§ Assigned task
Among the lines of the material below, count those with the string "https". Give the number alone.

◆ ◆ ◆ ◆ ◆

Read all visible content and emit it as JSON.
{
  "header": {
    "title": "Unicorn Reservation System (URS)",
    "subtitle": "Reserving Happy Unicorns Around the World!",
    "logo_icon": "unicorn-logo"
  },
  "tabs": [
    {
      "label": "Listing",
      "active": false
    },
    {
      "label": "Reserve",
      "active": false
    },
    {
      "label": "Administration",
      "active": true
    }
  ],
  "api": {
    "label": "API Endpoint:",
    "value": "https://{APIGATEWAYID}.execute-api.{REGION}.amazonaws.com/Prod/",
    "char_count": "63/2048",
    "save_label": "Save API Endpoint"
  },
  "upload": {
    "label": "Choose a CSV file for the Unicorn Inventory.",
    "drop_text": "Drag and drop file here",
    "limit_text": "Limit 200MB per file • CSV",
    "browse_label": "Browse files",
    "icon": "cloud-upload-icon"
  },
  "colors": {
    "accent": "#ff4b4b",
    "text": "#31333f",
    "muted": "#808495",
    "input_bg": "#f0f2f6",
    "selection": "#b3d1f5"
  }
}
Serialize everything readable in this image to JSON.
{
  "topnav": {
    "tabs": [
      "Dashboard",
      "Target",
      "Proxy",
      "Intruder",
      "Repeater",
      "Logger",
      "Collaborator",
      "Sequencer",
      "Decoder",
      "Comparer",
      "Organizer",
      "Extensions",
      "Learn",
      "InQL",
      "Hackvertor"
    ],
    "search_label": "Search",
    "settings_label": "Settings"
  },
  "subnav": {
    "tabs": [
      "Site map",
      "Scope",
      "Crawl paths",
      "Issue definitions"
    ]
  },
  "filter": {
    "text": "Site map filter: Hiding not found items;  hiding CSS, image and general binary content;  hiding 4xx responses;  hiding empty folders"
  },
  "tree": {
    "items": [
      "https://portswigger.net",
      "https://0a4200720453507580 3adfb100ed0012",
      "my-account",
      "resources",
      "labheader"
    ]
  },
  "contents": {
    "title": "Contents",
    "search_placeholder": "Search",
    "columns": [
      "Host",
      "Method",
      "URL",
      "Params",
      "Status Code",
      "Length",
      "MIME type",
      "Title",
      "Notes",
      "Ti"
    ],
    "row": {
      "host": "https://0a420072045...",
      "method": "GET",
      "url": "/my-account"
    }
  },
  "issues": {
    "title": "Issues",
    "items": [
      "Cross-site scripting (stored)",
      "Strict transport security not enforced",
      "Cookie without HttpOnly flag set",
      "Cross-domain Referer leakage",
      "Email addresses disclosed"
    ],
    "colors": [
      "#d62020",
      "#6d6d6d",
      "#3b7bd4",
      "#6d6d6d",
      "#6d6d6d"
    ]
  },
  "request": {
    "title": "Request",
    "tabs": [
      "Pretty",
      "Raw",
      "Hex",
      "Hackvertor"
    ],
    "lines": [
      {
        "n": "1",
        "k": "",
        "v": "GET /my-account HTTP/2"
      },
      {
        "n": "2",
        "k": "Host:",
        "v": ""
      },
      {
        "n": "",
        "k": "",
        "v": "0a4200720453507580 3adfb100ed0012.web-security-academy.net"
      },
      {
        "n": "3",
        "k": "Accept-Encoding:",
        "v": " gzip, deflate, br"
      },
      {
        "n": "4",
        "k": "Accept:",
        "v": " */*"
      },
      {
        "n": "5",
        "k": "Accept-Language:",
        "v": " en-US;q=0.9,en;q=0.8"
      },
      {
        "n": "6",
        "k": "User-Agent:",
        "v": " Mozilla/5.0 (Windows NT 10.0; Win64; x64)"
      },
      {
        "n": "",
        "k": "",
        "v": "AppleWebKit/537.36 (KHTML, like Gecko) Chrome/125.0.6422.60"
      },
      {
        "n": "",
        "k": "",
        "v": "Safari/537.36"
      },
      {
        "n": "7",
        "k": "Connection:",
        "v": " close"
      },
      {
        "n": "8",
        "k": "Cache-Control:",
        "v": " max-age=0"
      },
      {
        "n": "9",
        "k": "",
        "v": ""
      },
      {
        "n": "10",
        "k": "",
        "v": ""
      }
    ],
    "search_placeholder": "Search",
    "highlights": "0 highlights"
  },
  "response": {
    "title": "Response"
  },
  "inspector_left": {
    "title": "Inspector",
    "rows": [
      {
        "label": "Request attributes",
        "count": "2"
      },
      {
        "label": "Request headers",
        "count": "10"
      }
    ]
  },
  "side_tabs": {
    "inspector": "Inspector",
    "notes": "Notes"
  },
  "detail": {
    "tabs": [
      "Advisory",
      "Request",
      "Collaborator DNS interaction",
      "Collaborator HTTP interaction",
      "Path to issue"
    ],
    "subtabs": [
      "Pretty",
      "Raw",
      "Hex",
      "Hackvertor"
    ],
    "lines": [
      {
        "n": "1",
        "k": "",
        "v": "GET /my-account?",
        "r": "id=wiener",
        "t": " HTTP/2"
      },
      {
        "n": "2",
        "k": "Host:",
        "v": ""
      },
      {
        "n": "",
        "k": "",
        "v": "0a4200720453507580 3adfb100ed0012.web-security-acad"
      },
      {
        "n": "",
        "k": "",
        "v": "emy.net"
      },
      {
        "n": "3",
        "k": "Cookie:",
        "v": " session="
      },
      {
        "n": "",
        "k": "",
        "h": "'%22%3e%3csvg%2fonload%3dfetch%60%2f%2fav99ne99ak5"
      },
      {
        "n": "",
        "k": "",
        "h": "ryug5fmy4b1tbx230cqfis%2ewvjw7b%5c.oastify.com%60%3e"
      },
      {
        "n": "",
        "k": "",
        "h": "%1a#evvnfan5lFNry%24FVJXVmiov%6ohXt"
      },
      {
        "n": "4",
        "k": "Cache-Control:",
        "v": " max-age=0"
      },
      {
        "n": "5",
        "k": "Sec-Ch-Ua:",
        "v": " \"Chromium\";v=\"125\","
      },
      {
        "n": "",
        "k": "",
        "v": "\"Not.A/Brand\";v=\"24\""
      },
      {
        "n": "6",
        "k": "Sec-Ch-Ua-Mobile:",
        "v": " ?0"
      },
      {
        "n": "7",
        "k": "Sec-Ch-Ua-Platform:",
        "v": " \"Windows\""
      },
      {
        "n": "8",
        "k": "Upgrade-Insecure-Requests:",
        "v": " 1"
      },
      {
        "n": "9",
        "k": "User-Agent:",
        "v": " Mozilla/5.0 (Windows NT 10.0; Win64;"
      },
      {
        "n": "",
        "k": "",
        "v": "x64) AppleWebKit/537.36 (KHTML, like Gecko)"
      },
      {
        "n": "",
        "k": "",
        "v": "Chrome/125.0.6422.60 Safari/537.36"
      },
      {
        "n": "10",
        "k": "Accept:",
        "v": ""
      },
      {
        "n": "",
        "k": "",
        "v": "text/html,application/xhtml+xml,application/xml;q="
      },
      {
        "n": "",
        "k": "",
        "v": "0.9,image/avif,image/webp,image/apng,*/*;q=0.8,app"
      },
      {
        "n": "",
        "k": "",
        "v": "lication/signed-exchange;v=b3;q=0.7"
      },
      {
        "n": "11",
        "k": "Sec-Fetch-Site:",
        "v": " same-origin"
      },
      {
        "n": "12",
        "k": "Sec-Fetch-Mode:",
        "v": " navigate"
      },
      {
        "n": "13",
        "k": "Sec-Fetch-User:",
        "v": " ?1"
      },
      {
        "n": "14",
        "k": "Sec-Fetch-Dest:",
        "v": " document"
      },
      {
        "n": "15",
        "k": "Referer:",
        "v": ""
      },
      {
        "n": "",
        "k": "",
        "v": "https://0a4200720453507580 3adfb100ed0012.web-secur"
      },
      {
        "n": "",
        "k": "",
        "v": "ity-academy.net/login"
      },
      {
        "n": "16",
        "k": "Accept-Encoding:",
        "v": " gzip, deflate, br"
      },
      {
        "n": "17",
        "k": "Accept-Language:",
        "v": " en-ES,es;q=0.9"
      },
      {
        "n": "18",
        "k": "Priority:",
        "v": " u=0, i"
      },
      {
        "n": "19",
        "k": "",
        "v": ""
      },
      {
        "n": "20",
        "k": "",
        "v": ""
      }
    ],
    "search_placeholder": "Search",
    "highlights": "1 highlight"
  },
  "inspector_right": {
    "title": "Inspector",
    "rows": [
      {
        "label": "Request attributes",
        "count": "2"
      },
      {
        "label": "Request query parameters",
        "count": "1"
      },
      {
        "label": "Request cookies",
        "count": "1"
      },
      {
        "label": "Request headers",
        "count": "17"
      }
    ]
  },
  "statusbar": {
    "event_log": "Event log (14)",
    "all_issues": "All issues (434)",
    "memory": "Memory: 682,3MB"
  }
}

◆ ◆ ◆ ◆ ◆

§ Solution for this task
5